Web page and app entries:
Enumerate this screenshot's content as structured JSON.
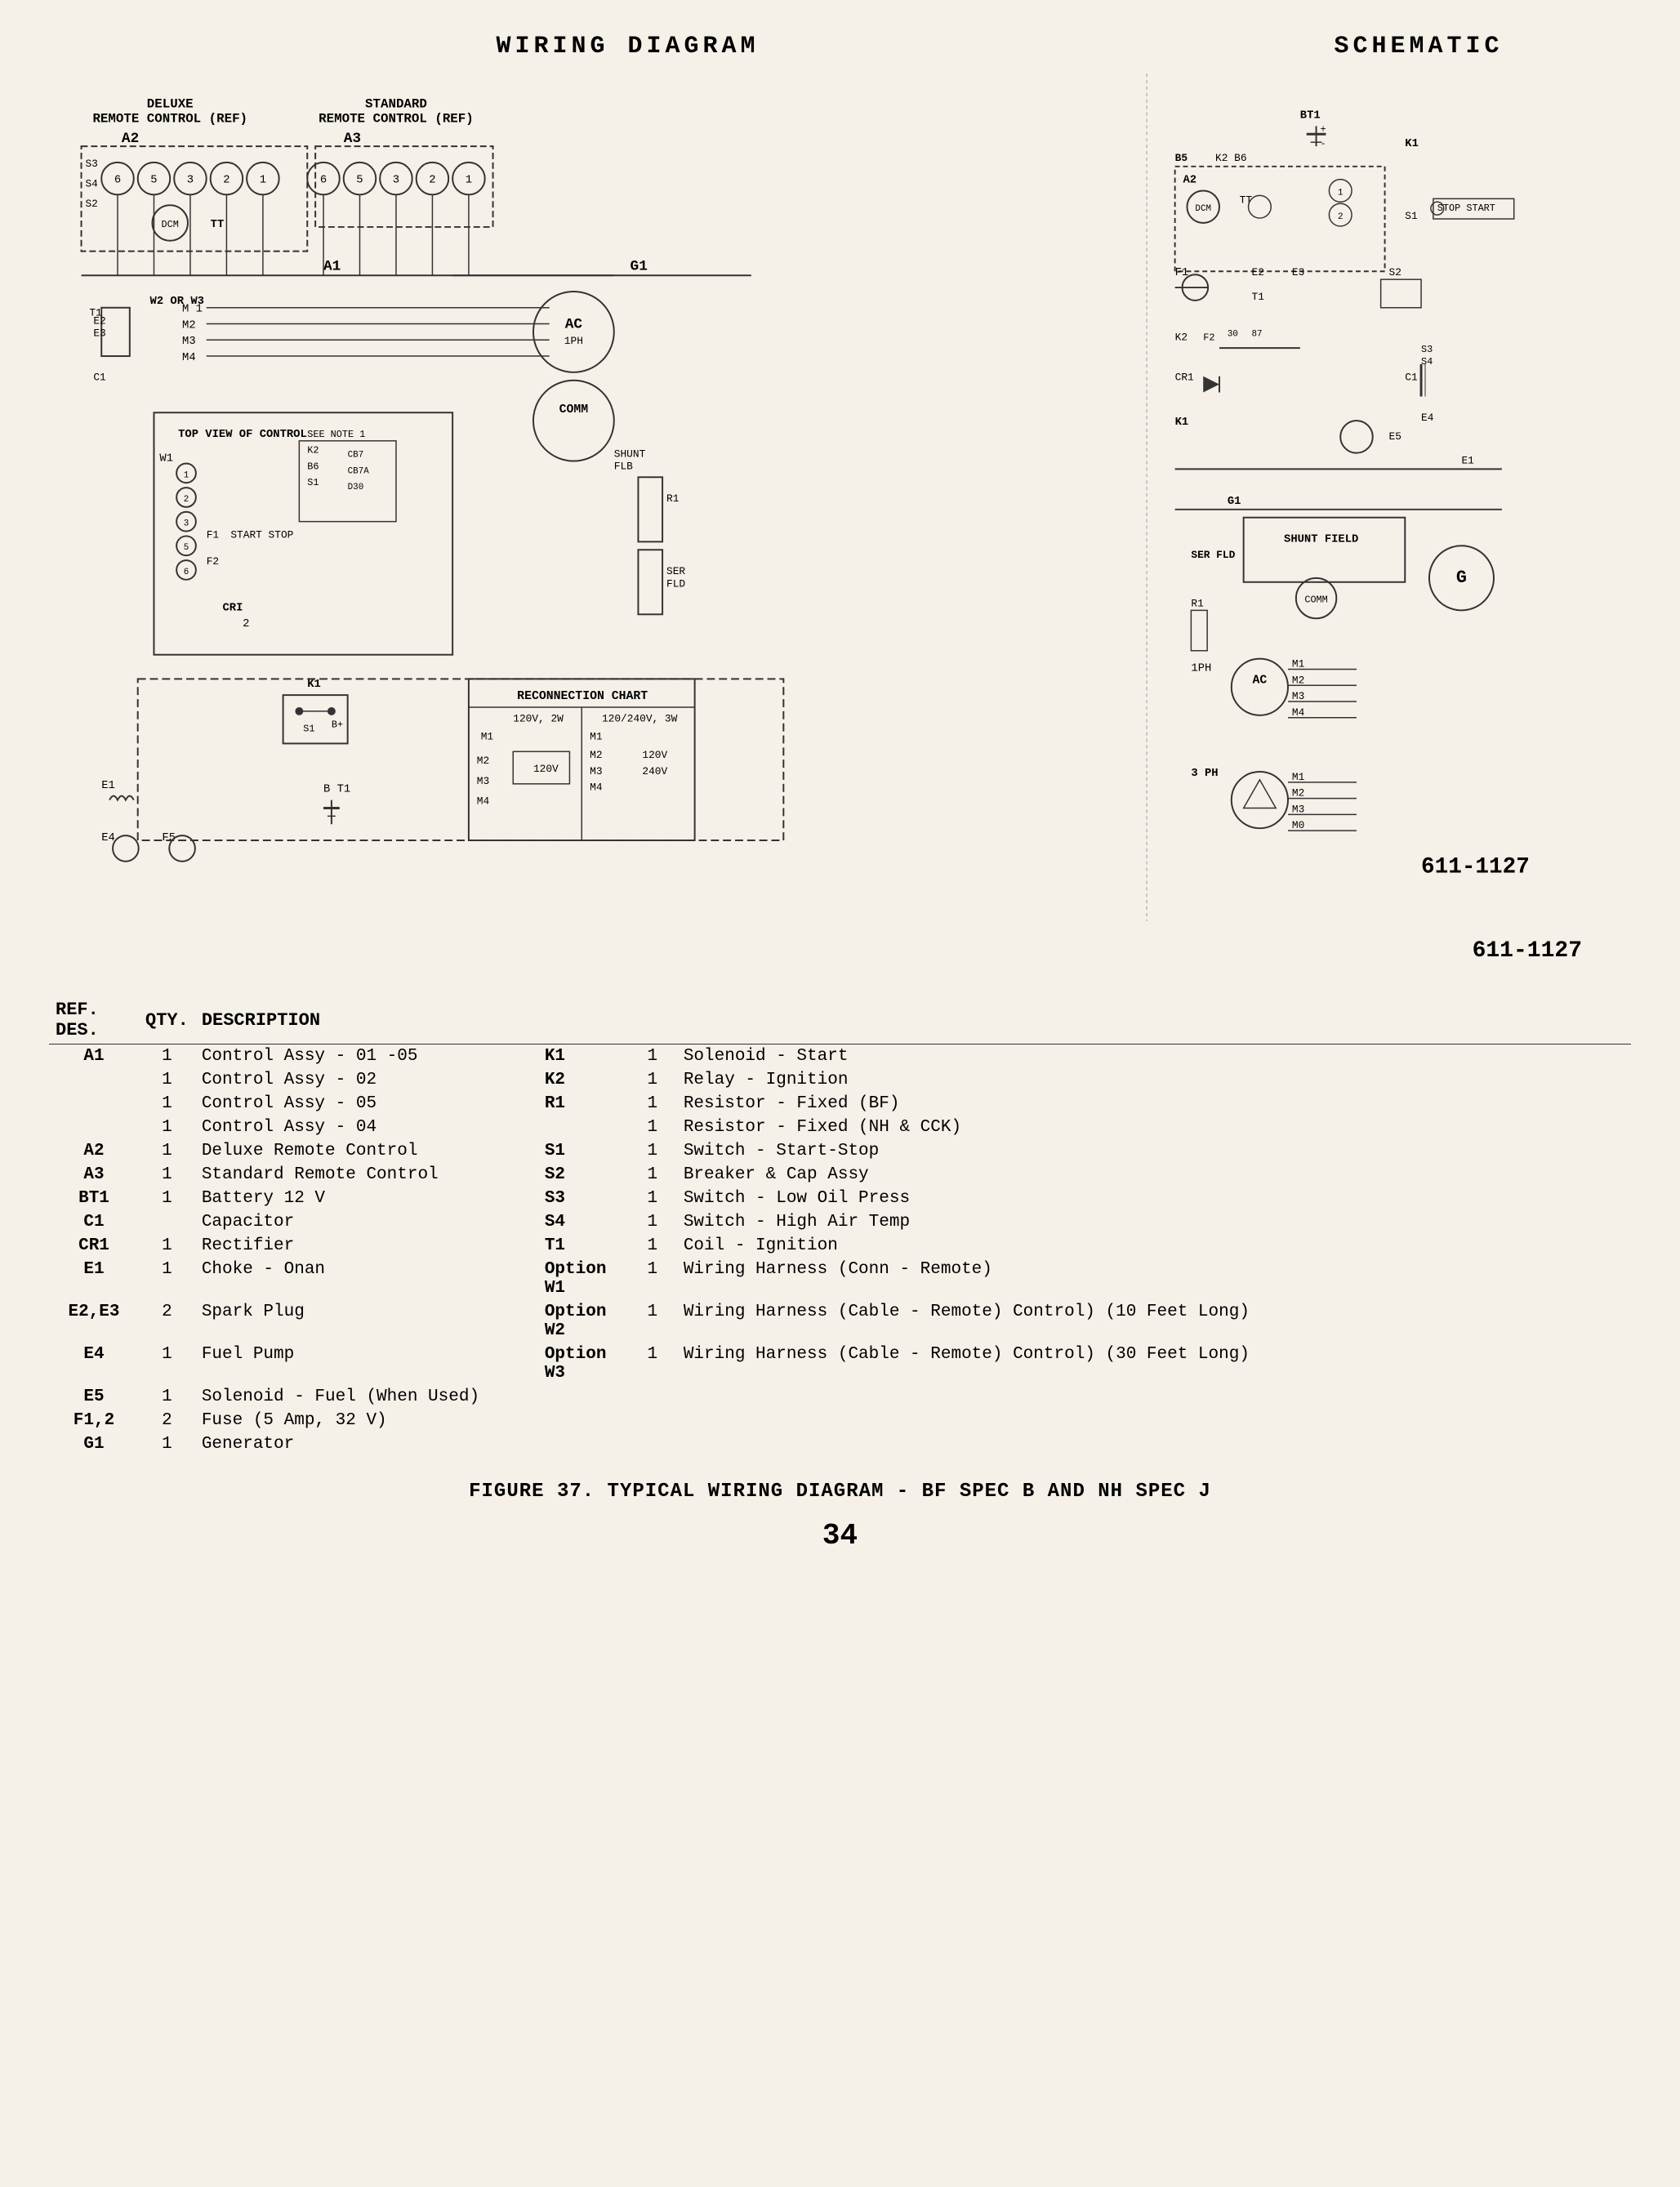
{
  "page": {
    "background": "#f5f0e8",
    "titles": {
      "wiring": "WIRING  DIAGRAM",
      "schematic": "SCHEMATIC"
    },
    "part_number": "611-1127",
    "figure_caption": "FIGURE 37. TYPICAL WIRING DIAGRAM - BF SPEC B AND NH SPEC J",
    "page_number": "34"
  },
  "labels": {
    "a2_label": "DELUXE\nREMOTE CONTROL (REF)",
    "a3_label": "STANDARD\nREMOTE CONTROL (REF)",
    "top_view": "TOP VIEW OF CONTROL",
    "see_note": "SEE NOTE 1",
    "reconnection_chart": "RECONNECTION CHART",
    "standard_remote_control": "Standard Remote Control"
  },
  "table_headers": {
    "ref_des": "REF. DES.",
    "qty": "QTY.",
    "description": "DESCRIPTION"
  },
  "parts": [
    {
      "ref": "A1",
      "qty": "1",
      "desc": "Control Assy - 01 -05"
    },
    {
      "ref": "",
      "qty": "1",
      "desc": "Control Assy - 02"
    },
    {
      "ref": "",
      "qty": "1",
      "desc": "Control Assy - 05"
    },
    {
      "ref": "",
      "qty": "1",
      "desc": "Control Assy - 04"
    },
    {
      "ref": "A2",
      "qty": "1",
      "desc": "Deluxe Remote Control"
    },
    {
      "ref": "A3",
      "qty": "1",
      "desc": "Standard Remote Control"
    },
    {
      "ref": "BT1",
      "qty": "1",
      "desc": "Battery 12 V"
    },
    {
      "ref": "C1",
      "qty": "",
      "desc": "Capacitor"
    },
    {
      "ref": "CR1",
      "qty": "1",
      "desc": "Rectifier"
    },
    {
      "ref": "E1",
      "qty": "1",
      "desc": "Choke - Onan"
    },
    {
      "ref": "E2,E3",
      "qty": "2",
      "desc": "Spark Plug"
    },
    {
      "ref": "E4",
      "qty": "1",
      "desc": "Fuel Pump"
    },
    {
      "ref": "E5",
      "qty": "1",
      "desc": "Solenoid - Fuel (When Used)"
    },
    {
      "ref": "F1,2",
      "qty": "2",
      "desc": "Fuse (5 Amp, 32 V)"
    },
    {
      "ref": "G1",
      "qty": "1",
      "desc": "Generator"
    }
  ],
  "parts_right": [
    {
      "ref": "K1",
      "qty": "1",
      "desc": "Solenoid - Start"
    },
    {
      "ref": "K2",
      "qty": "1",
      "desc": "Relay - Ignition"
    },
    {
      "ref": "R1",
      "qty": "1",
      "desc": "Resistor - Fixed (BF)"
    },
    {
      "ref": "",
      "qty": "1",
      "desc": "Resistor - Fixed (NH & CCK)"
    },
    {
      "ref": "S1",
      "qty": "1",
      "desc": "Switch - Start-Stop"
    },
    {
      "ref": "S2",
      "qty": "1",
      "desc": "Breaker & Cap Assy"
    },
    {
      "ref": "S3",
      "qty": "1",
      "desc": "Switch - Low Oil Press"
    },
    {
      "ref": "S4",
      "qty": "1",
      "desc": "Switch - High Air Temp"
    },
    {
      "ref": "T1",
      "qty": "1",
      "desc": "Coil - Ignition"
    },
    {
      "ref": "Option W1",
      "qty": "1",
      "desc": "Wiring Harness (Conn - Remote)"
    },
    {
      "ref": "Option W2",
      "qty": "1",
      "desc": "Wiring Harness (Cable - Remote) Control) (10 Feet Long)"
    },
    {
      "ref": "Option W3",
      "qty": "1",
      "desc": "Wiring Harness (Cable - Remote) Control) (30 Feet Long)"
    }
  ]
}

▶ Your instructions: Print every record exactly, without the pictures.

▶ Response to this exercise:
Enumerate this screenshot's content as structured JSON.
{
  "page": {
    "background": "#f5f0e8",
    "titles": {
      "wiring": "WIRING  DIAGRAM",
      "schematic": "SCHEMATIC"
    },
    "part_number": "611-1127",
    "figure_caption": "FIGURE 37. TYPICAL WIRING DIAGRAM - BF SPEC B AND NH SPEC J",
    "page_number": "34"
  },
  "labels": {
    "a2_label": "DELUXE\nREMOTE CONTROL (REF)",
    "a3_label": "STANDARD\nREMOTE CONTROL (REF)",
    "top_view": "TOP VIEW OF CONTROL",
    "see_note": "SEE NOTE 1",
    "reconnection_chart": "RECONNECTION CHART",
    "standard_remote_control": "Standard Remote Control"
  },
  "table_headers": {
    "ref_des": "REF. DES.",
    "qty": "QTY.",
    "description": "DESCRIPTION"
  },
  "parts": [
    {
      "ref": "A1",
      "qty": "1",
      "desc": "Control Assy - 01 -05"
    },
    {
      "ref": "",
      "qty": "1",
      "desc": "Control Assy - 02"
    },
    {
      "ref": "",
      "qty": "1",
      "desc": "Control Assy - 05"
    },
    {
      "ref": "",
      "qty": "1",
      "desc": "Control Assy - 04"
    },
    {
      "ref": "A2",
      "qty": "1",
      "desc": "Deluxe Remote Control"
    },
    {
      "ref": "A3",
      "qty": "1",
      "desc": "Standard Remote Control"
    },
    {
      "ref": "BT1",
      "qty": "1",
      "desc": "Battery 12 V"
    },
    {
      "ref": "C1",
      "qty": "",
      "desc": "Capacitor"
    },
    {
      "ref": "CR1",
      "qty": "1",
      "desc": "Rectifier"
    },
    {
      "ref": "E1",
      "qty": "1",
      "desc": "Choke - Onan"
    },
    {
      "ref": "E2,E3",
      "qty": "2",
      "desc": "Spark Plug"
    },
    {
      "ref": "E4",
      "qty": "1",
      "desc": "Fuel Pump"
    },
    {
      "ref": "E5",
      "qty": "1",
      "desc": "Solenoid - Fuel (When Used)"
    },
    {
      "ref": "F1,2",
      "qty": "2",
      "desc": "Fuse (5 Amp, 32 V)"
    },
    {
      "ref": "G1",
      "qty": "1",
      "desc": "Generator"
    }
  ],
  "parts_right": [
    {
      "ref": "K1",
      "qty": "1",
      "desc": "Solenoid - Start"
    },
    {
      "ref": "K2",
      "qty": "1",
      "desc": "Relay - Ignition"
    },
    {
      "ref": "R1",
      "qty": "1",
      "desc": "Resistor - Fixed (BF)"
    },
    {
      "ref": "",
      "qty": "1",
      "desc": "Resistor - Fixed (NH & CCK)"
    },
    {
      "ref": "S1",
      "qty": "1",
      "desc": "Switch - Start-Stop"
    },
    {
      "ref": "S2",
      "qty": "1",
      "desc": "Breaker & Cap Assy"
    },
    {
      "ref": "S3",
      "qty": "1",
      "desc": "Switch - Low Oil Press"
    },
    {
      "ref": "S4",
      "qty": "1",
      "desc": "Switch - High Air Temp"
    },
    {
      "ref": "T1",
      "qty": "1",
      "desc": "Coil - Ignition"
    },
    {
      "ref": "Option W1",
      "qty": "1",
      "desc": "Wiring Harness (Conn - Remote)"
    },
    {
      "ref": "Option W2",
      "qty": "1",
      "desc": "Wiring Harness (Cable - Remote) Control) (10 Feet Long)"
    },
    {
      "ref": "Option W3",
      "qty": "1",
      "desc": "Wiring Harness (Cable - Remote) Control) (30 Feet Long)"
    }
  ]
}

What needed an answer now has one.